Richard L. Orwig, with him William W. Runyeon, of Edelman, Saylor, Malsnee and Orwig, for petitioner.
Charles G. Hasson, Assistant Attorney General, with him Richard Wagner, Chief Counsel and Edward G. Biester, Jr., Attorney General, for respondent.
Judges Mencer, Craig and Williams, Jr., sitting as a panel of three. Opinion by Judge Craig.
[ 50 Pa. Commw. Page 413]
Petitioner W. R. Grace (employer) appeals from the decision of the Unemployment Compensation Board of Review which affirmed the referee's award of unemployment benefits to Frank R. Dennis, Jr. (claimant).
Under employer's company policy, employees accumulate one (1) point for each day of absence, and one-half (1/2) point for each occasion of late arrival or early departure; the policy does not differentiate absence due to illness from absence for any other cause. Employees who accumulate thirteen points within any calendar year are subject to discharge.
Employer discharged claimant on October 19, 1978, for alleged breach of that policy. Employer contends that claimant's record of absence and tardiness establishes

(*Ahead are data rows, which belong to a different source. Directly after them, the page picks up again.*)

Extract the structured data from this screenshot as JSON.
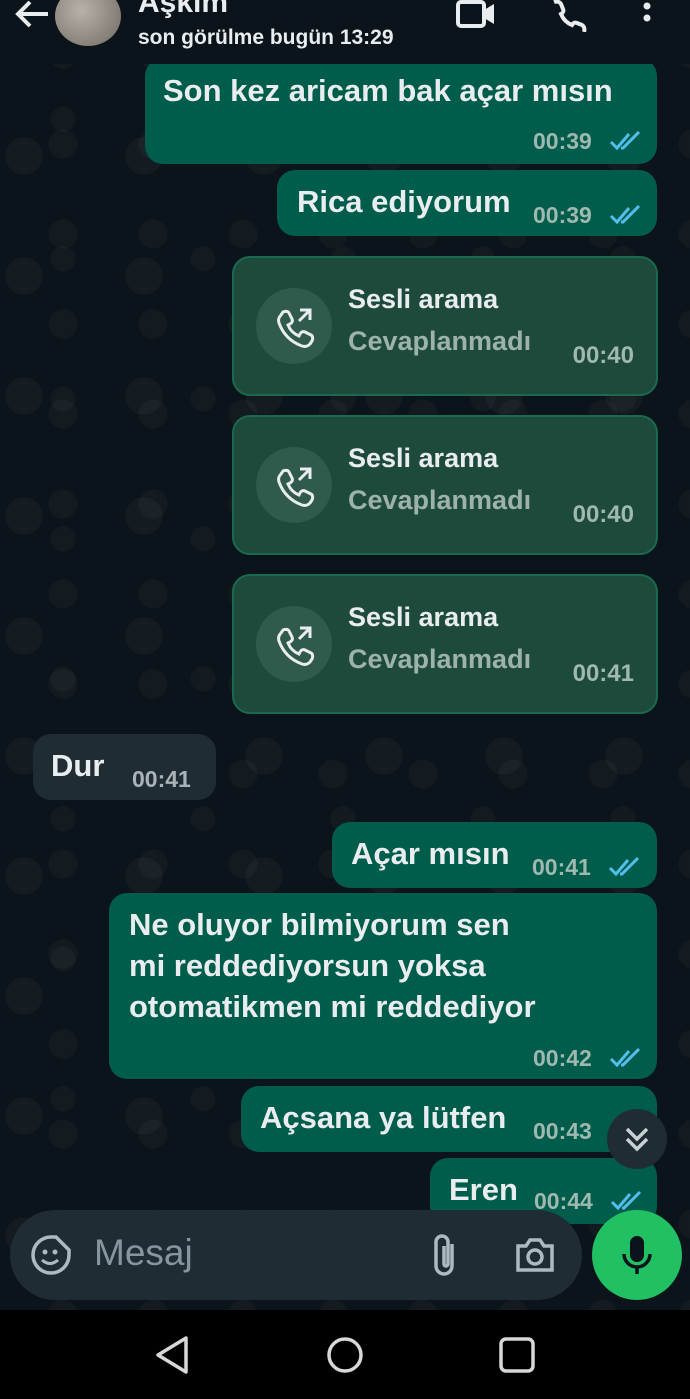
{
  "header": {
    "contact_name": "Aşkım",
    "last_seen": "son görülme bugün 13:29",
    "icons": [
      "back-arrow-icon",
      "video-call-icon",
      "voice-call-icon",
      "more-vertical-icon"
    ]
  },
  "messages": [
    {
      "type": "out",
      "text": "Son kez aricam bak açar mısın",
      "time": "00:39",
      "status": "read"
    },
    {
      "type": "out",
      "text": "Rica ediyorum",
      "time": "00:39",
      "status": "read"
    },
    {
      "type": "call",
      "title": "Sesli arama",
      "subtitle": "Cevaplanmadı",
      "time": "00:40"
    },
    {
      "type": "call",
      "title": "Sesli arama",
      "subtitle": "Cevaplanmadı",
      "time": "00:40"
    },
    {
      "type": "call",
      "title": "Sesli arama",
      "subtitle": "Cevaplanmadı",
      "time": "00:41"
    },
    {
      "type": "in",
      "text": "Dur",
      "time": "00:41"
    },
    {
      "type": "out",
      "text": "Açar mısın",
      "time": "00:41",
      "status": "read"
    },
    {
      "type": "out",
      "lines": [
        "Ne oluyor bilmiyorum sen",
        "mi reddediyorsun yoksa",
        "otomatikmen mi reddediyor"
      ],
      "time": "00:42",
      "status": "read"
    },
    {
      "type": "out",
      "text": "Açsana ya lütfen",
      "time": "00:43",
      "status": "read"
    },
    {
      "type": "out",
      "text": "Eren",
      "time": "00:44",
      "status": "read"
    }
  ],
  "composer": {
    "placeholder": "Mesaj",
    "icons": [
      "sticker-icon",
      "attach-icon",
      "camera-icon",
      "mic-icon"
    ]
  },
  "colors": {
    "outgoing_bubble": "#005c4b",
    "incoming_bubble": "#202c33",
    "read_ticks": "#53bdeb",
    "mic_button": "#21c063"
  }
}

[ 50 Pa. Commw. Page 414]
willful misconduct within the meaning of Section 402(e) of the Unemployment Compensation Law, Act of December 5, 1936, Second Ex. Sess., P.L. (1937) 2897, as amended, 43 P.S. § 802(e).*fn1
The referee found that claimant had been suspended in August of 1978 because of his accumulation of points up to that date; he also found that claimant was absent October 9, 1978, left early on October 17, and was absent on October 18, which allegedly brought claimant's total points beyond the forbidden level.*fn2 However, the referee further found that claimant's early departure on October 17 and his absence on October 18 were the result of illness, certified by a physician.
The referee therefore concluded that the employer had failed to satisfy the burden of demonstrating willful misconduct. We agree. Because illness caused the early departure and absence which precipitated the discharge, even if claimant violated the "no-fault" discharge ...